# WHAT IS REQUIRED
Each entry is to be given again exactly; drop the images.

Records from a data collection
===============
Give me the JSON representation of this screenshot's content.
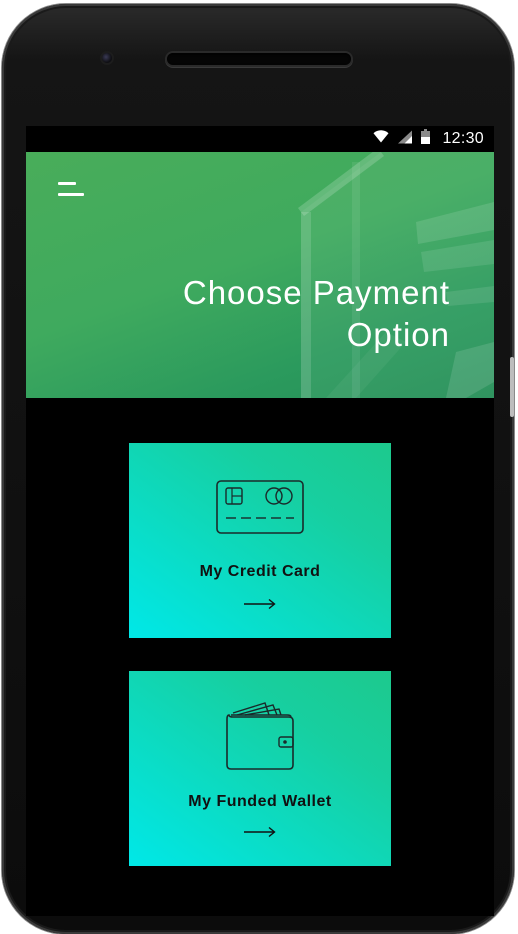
{
  "status_bar": {
    "time": "12:30",
    "icons": [
      "wifi-icon",
      "cell-signal-icon",
      "battery-icon"
    ]
  },
  "header": {
    "title_line1": "Choose Payment",
    "title_line2": "Option",
    "menu_icon": "menu-icon"
  },
  "options": [
    {
      "label": "My Credit Card",
      "icon": "credit-card-icon",
      "arrow": "arrow-right-icon"
    },
    {
      "label": "My Funded Wallet",
      "icon": "wallet-icon",
      "arrow": "arrow-right-icon"
    }
  ],
  "colors": {
    "header_green": "#3faa5e",
    "card_cyan": "#00e8e8",
    "card_green": "#1dc98d",
    "text_dark": "#111111"
  }
}
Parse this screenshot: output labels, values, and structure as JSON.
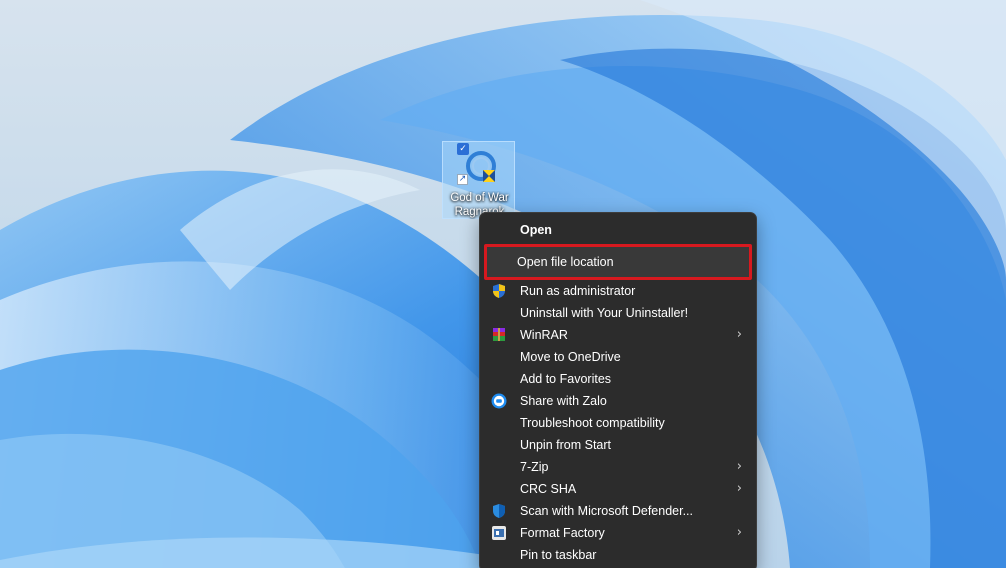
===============
# TASK SOLUTION
Give me the JSON representation of this screenshot's content.
{
  "status_bar": {
    "time": "12:30",
    "icons": [
      "wifi-icon",
      "cell-signal-icon",
      "battery-icon"
    ]
  },
  "header": {
    "title_line1": "Choose Payment",
    "title_line2": "Option",
    "menu_icon": "menu-icon"
  },
  "options": [
    {
      "label": "My Credit Card",
      "icon": "credit-card-icon",
      "arrow": "arrow-right-icon"
    },
    {
      "label": "My Funded Wallet",
      "icon": "wallet-icon",
      "arrow": "arrow-right-icon"
    }
  ],
  "colors": {
    "header_green": "#3faa5e",
    "card_cyan": "#00e8e8",
    "card_green": "#1dc98d",
    "text_dark": "#111111"
  }
}
Parse this screenshot: output labels, values, and structure as JSON.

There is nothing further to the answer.